Material for this exercise =>
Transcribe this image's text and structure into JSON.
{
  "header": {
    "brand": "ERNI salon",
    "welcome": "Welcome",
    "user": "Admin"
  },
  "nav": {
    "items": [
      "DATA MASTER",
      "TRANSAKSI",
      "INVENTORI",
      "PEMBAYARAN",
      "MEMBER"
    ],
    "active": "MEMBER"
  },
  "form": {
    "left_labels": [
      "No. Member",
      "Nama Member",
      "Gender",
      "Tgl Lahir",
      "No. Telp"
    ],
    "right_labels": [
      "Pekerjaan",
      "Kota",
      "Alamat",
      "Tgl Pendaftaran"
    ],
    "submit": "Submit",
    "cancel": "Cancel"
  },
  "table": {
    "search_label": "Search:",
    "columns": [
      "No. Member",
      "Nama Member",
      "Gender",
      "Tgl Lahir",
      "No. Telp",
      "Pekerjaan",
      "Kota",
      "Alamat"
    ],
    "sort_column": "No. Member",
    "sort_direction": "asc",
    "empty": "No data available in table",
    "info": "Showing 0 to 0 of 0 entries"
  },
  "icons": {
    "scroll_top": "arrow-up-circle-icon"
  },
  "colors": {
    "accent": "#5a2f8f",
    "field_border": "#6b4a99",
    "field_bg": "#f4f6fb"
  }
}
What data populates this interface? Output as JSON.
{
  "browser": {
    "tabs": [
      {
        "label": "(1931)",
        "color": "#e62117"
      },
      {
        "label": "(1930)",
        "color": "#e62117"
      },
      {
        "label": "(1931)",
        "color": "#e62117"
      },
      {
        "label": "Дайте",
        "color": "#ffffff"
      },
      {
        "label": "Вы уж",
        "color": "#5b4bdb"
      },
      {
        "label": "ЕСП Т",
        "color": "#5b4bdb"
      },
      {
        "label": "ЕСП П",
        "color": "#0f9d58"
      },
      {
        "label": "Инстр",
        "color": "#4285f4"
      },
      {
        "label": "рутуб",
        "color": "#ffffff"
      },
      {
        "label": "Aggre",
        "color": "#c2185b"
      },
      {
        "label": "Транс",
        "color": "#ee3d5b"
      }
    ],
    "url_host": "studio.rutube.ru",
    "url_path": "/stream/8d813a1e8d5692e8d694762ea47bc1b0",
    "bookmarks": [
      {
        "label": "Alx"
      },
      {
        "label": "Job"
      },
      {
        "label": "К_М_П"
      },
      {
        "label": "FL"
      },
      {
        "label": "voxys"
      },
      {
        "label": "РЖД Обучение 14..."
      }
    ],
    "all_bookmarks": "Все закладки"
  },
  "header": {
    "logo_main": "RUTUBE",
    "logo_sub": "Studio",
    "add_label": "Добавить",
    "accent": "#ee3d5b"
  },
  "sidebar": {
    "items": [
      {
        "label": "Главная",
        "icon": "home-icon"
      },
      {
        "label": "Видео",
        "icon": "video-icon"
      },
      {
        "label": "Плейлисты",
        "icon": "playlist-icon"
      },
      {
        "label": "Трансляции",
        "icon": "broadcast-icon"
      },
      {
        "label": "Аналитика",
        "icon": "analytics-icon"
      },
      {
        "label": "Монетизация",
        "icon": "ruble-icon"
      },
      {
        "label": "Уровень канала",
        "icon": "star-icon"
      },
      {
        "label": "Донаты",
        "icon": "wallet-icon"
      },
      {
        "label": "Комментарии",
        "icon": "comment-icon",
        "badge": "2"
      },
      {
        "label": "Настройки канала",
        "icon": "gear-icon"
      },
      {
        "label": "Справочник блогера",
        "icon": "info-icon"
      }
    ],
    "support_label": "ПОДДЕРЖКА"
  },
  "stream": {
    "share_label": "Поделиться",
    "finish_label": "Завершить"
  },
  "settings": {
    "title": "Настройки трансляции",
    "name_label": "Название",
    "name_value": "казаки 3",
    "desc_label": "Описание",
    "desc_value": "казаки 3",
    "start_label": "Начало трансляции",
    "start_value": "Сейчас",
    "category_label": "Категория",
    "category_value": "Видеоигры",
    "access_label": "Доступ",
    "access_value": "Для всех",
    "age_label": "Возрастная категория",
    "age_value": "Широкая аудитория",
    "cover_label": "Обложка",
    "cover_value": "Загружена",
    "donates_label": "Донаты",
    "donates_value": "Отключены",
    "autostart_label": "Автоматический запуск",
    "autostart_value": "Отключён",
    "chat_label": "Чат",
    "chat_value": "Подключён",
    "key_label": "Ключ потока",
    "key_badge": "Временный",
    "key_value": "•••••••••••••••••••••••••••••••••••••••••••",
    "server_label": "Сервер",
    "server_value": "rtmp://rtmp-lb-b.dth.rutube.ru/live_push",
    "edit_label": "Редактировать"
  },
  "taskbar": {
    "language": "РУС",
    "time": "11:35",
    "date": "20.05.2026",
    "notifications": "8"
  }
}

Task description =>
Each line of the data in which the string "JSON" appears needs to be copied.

Exercise response =>
Transcribe this image's text and structure into JSON.
What data populates this interface? Output as JSON.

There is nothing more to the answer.